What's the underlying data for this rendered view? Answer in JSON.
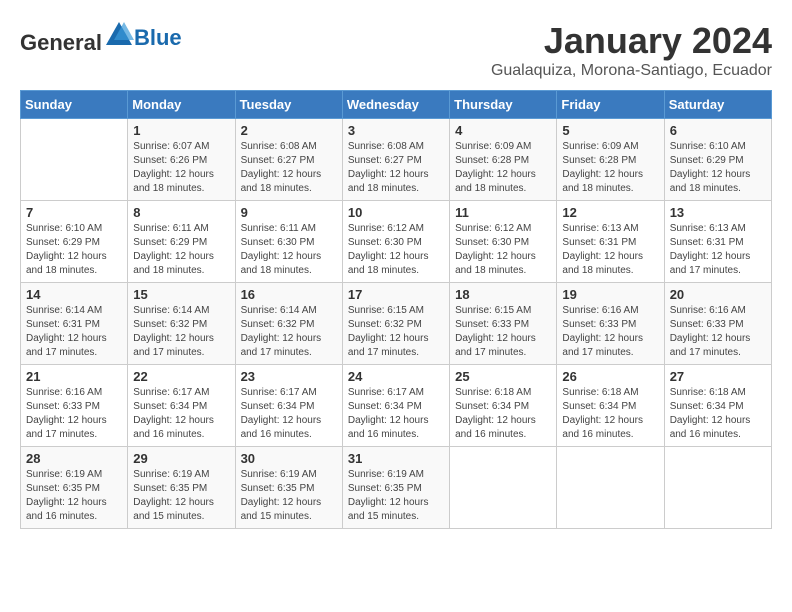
{
  "header": {
    "logo_general": "General",
    "logo_blue": "Blue",
    "month": "January 2024",
    "location": "Gualaquiza, Morona-Santiago, Ecuador"
  },
  "weekdays": [
    "Sunday",
    "Monday",
    "Tuesday",
    "Wednesday",
    "Thursday",
    "Friday",
    "Saturday"
  ],
  "weeks": [
    [
      {
        "day": "",
        "info": ""
      },
      {
        "day": "1",
        "info": "Sunrise: 6:07 AM\nSunset: 6:26 PM\nDaylight: 12 hours\nand 18 minutes."
      },
      {
        "day": "2",
        "info": "Sunrise: 6:08 AM\nSunset: 6:27 PM\nDaylight: 12 hours\nand 18 minutes."
      },
      {
        "day": "3",
        "info": "Sunrise: 6:08 AM\nSunset: 6:27 PM\nDaylight: 12 hours\nand 18 minutes."
      },
      {
        "day": "4",
        "info": "Sunrise: 6:09 AM\nSunset: 6:28 PM\nDaylight: 12 hours\nand 18 minutes."
      },
      {
        "day": "5",
        "info": "Sunrise: 6:09 AM\nSunset: 6:28 PM\nDaylight: 12 hours\nand 18 minutes."
      },
      {
        "day": "6",
        "info": "Sunrise: 6:10 AM\nSunset: 6:29 PM\nDaylight: 12 hours\nand 18 minutes."
      }
    ],
    [
      {
        "day": "7",
        "info": "Sunrise: 6:10 AM\nSunset: 6:29 PM\nDaylight: 12 hours\nand 18 minutes."
      },
      {
        "day": "8",
        "info": "Sunrise: 6:11 AM\nSunset: 6:29 PM\nDaylight: 12 hours\nand 18 minutes."
      },
      {
        "day": "9",
        "info": "Sunrise: 6:11 AM\nSunset: 6:30 PM\nDaylight: 12 hours\nand 18 minutes."
      },
      {
        "day": "10",
        "info": "Sunrise: 6:12 AM\nSunset: 6:30 PM\nDaylight: 12 hours\nand 18 minutes."
      },
      {
        "day": "11",
        "info": "Sunrise: 6:12 AM\nSunset: 6:30 PM\nDaylight: 12 hours\nand 18 minutes."
      },
      {
        "day": "12",
        "info": "Sunrise: 6:13 AM\nSunset: 6:31 PM\nDaylight: 12 hours\nand 18 minutes."
      },
      {
        "day": "13",
        "info": "Sunrise: 6:13 AM\nSunset: 6:31 PM\nDaylight: 12 hours\nand 17 minutes."
      }
    ],
    [
      {
        "day": "14",
        "info": "Sunrise: 6:14 AM\nSunset: 6:31 PM\nDaylight: 12 hours\nand 17 minutes."
      },
      {
        "day": "15",
        "info": "Sunrise: 6:14 AM\nSunset: 6:32 PM\nDaylight: 12 hours\nand 17 minutes."
      },
      {
        "day": "16",
        "info": "Sunrise: 6:14 AM\nSunset: 6:32 PM\nDaylight: 12 hours\nand 17 minutes."
      },
      {
        "day": "17",
        "info": "Sunrise: 6:15 AM\nSunset: 6:32 PM\nDaylight: 12 hours\nand 17 minutes."
      },
      {
        "day": "18",
        "info": "Sunrise: 6:15 AM\nSunset: 6:33 PM\nDaylight: 12 hours\nand 17 minutes."
      },
      {
        "day": "19",
        "info": "Sunrise: 6:16 AM\nSunset: 6:33 PM\nDaylight: 12 hours\nand 17 minutes."
      },
      {
        "day": "20",
        "info": "Sunrise: 6:16 AM\nSunset: 6:33 PM\nDaylight: 12 hours\nand 17 minutes."
      }
    ],
    [
      {
        "day": "21",
        "info": "Sunrise: 6:16 AM\nSunset: 6:33 PM\nDaylight: 12 hours\nand 17 minutes."
      },
      {
        "day": "22",
        "info": "Sunrise: 6:17 AM\nSunset: 6:34 PM\nDaylight: 12 hours\nand 16 minutes."
      },
      {
        "day": "23",
        "info": "Sunrise: 6:17 AM\nSunset: 6:34 PM\nDaylight: 12 hours\nand 16 minutes."
      },
      {
        "day": "24",
        "info": "Sunrise: 6:17 AM\nSunset: 6:34 PM\nDaylight: 12 hours\nand 16 minutes."
      },
      {
        "day": "25",
        "info": "Sunrise: 6:18 AM\nSunset: 6:34 PM\nDaylight: 12 hours\nand 16 minutes."
      },
      {
        "day": "26",
        "info": "Sunrise: 6:18 AM\nSunset: 6:34 PM\nDaylight: 12 hours\nand 16 minutes."
      },
      {
        "day": "27",
        "info": "Sunrise: 6:18 AM\nSunset: 6:34 PM\nDaylight: 12 hours\nand 16 minutes."
      }
    ],
    [
      {
        "day": "28",
        "info": "Sunrise: 6:19 AM\nSunset: 6:35 PM\nDaylight: 12 hours\nand 16 minutes."
      },
      {
        "day": "29",
        "info": "Sunrise: 6:19 AM\nSunset: 6:35 PM\nDaylight: 12 hours\nand 15 minutes."
      },
      {
        "day": "30",
        "info": "Sunrise: 6:19 AM\nSunset: 6:35 PM\nDaylight: 12 hours\nand 15 minutes."
      },
      {
        "day": "31",
        "info": "Sunrise: 6:19 AM\nSunset: 6:35 PM\nDaylight: 12 hours\nand 15 minutes."
      },
      {
        "day": "",
        "info": ""
      },
      {
        "day": "",
        "info": ""
      },
      {
        "day": "",
        "info": ""
      }
    ]
  ]
}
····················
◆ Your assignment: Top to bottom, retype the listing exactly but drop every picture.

◆ Exercise response:
What's the underlying data for this rendered view? Answer in JSON.
{
  "header": {
    "logo_general": "General",
    "logo_blue": "Blue",
    "month": "January 2024",
    "location": "Gualaquiza, Morona-Santiago, Ecuador"
  },
  "weekdays": [
    "Sunday",
    "Monday",
    "Tuesday",
    "Wednesday",
    "Thursday",
    "Friday",
    "Saturday"
  ],
  "weeks": [
    [
      {
        "day": "",
        "info": ""
      },
      {
        "day": "1",
        "info": "Sunrise: 6:07 AM\nSunset: 6:26 PM\nDaylight: 12 hours\nand 18 minutes."
      },
      {
        "day": "2",
        "info": "Sunrise: 6:08 AM\nSunset: 6:27 PM\nDaylight: 12 hours\nand 18 minutes."
      },
      {
        "day": "3",
        "info": "Sunrise: 6:08 AM\nSunset: 6:27 PM\nDaylight: 12 hours\nand 18 minutes."
      },
      {
        "day": "4",
        "info": "Sunrise: 6:09 AM\nSunset: 6:28 PM\nDaylight: 12 hours\nand 18 minutes."
      },
      {
        "day": "5",
        "info": "Sunrise: 6:09 AM\nSunset: 6:28 PM\nDaylight: 12 hours\nand 18 minutes."
      },
      {
        "day": "6",
        "info": "Sunrise: 6:10 AM\nSunset: 6:29 PM\nDaylight: 12 hours\nand 18 minutes."
      }
    ],
    [
      {
        "day": "7",
        "info": "Sunrise: 6:10 AM\nSunset: 6:29 PM\nDaylight: 12 hours\nand 18 minutes."
      },
      {
        "day": "8",
        "info": "Sunrise: 6:11 AM\nSunset: 6:29 PM\nDaylight: 12 hours\nand 18 minutes."
      },
      {
        "day": "9",
        "info": "Sunrise: 6:11 AM\nSunset: 6:30 PM\nDaylight: 12 hours\nand 18 minutes."
      },
      {
        "day": "10",
        "info": "Sunrise: 6:12 AM\nSunset: 6:30 PM\nDaylight: 12 hours\nand 18 minutes."
      },
      {
        "day": "11",
        "info": "Sunrise: 6:12 AM\nSunset: 6:30 PM\nDaylight: 12 hours\nand 18 minutes."
      },
      {
        "day": "12",
        "info": "Sunrise: 6:13 AM\nSunset: 6:31 PM\nDaylight: 12 hours\nand 18 minutes."
      },
      {
        "day": "13",
        "info": "Sunrise: 6:13 AM\nSunset: 6:31 PM\nDaylight: 12 hours\nand 17 minutes."
      }
    ],
    [
      {
        "day": "14",
        "info": "Sunrise: 6:14 AM\nSunset: 6:31 PM\nDaylight: 12 hours\nand 17 minutes."
      },
      {
        "day": "15",
        "info": "Sunrise: 6:14 AM\nSunset: 6:32 PM\nDaylight: 12 hours\nand 17 minutes."
      },
      {
        "day": "16",
        "info": "Sunrise: 6:14 AM\nSunset: 6:32 PM\nDaylight: 12 hours\nand 17 minutes."
      },
      {
        "day": "17",
        "info": "Sunrise: 6:15 AM\nSunset: 6:32 PM\nDaylight: 12 hours\nand 17 minutes."
      },
      {
        "day": "18",
        "info": "Sunrise: 6:15 AM\nSunset: 6:33 PM\nDaylight: 12 hours\nand 17 minutes."
      },
      {
        "day": "19",
        "info": "Sunrise: 6:16 AM\nSunset: 6:33 PM\nDaylight: 12 hours\nand 17 minutes."
      },
      {
        "day": "20",
        "info": "Sunrise: 6:16 AM\nSunset: 6:33 PM\nDaylight: 12 hours\nand 17 minutes."
      }
    ],
    [
      {
        "day": "21",
        "info": "Sunrise: 6:16 AM\nSunset: 6:33 PM\nDaylight: 12 hours\nand 17 minutes."
      },
      {
        "day": "22",
        "info": "Sunrise: 6:17 AM\nSunset: 6:34 PM\nDaylight: 12 hours\nand 16 minutes."
      },
      {
        "day": "23",
        "info": "Sunrise: 6:17 AM\nSunset: 6:34 PM\nDaylight: 12 hours\nand 16 minutes."
      },
      {
        "day": "24",
        "info": "Sunrise: 6:17 AM\nSunset: 6:34 PM\nDaylight: 12 hours\nand 16 minutes."
      },
      {
        "day": "25",
        "info": "Sunrise: 6:18 AM\nSunset: 6:34 PM\nDaylight: 12 hours\nand 16 minutes."
      },
      {
        "day": "26",
        "info": "Sunrise: 6:18 AM\nSunset: 6:34 PM\nDaylight: 12 hours\nand 16 minutes."
      },
      {
        "day": "27",
        "info": "Sunrise: 6:18 AM\nSunset: 6:34 PM\nDaylight: 12 hours\nand 16 minutes."
      }
    ],
    [
      {
        "day": "28",
        "info": "Sunrise: 6:19 AM\nSunset: 6:35 PM\nDaylight: 12 hours\nand 16 minutes."
      },
      {
        "day": "29",
        "info": "Sunrise: 6:19 AM\nSunset: 6:35 PM\nDaylight: 12 hours\nand 15 minutes."
      },
      {
        "day": "30",
        "info": "Sunrise: 6:19 AM\nSunset: 6:35 PM\nDaylight: 12 hours\nand 15 minutes."
      },
      {
        "day": "31",
        "info": "Sunrise: 6:19 AM\nSunset: 6:35 PM\nDaylight: 12 hours\nand 15 minutes."
      },
      {
        "day": "",
        "info": ""
      },
      {
        "day": "",
        "info": ""
      },
      {
        "day": "",
        "info": ""
      }
    ]
  ]
}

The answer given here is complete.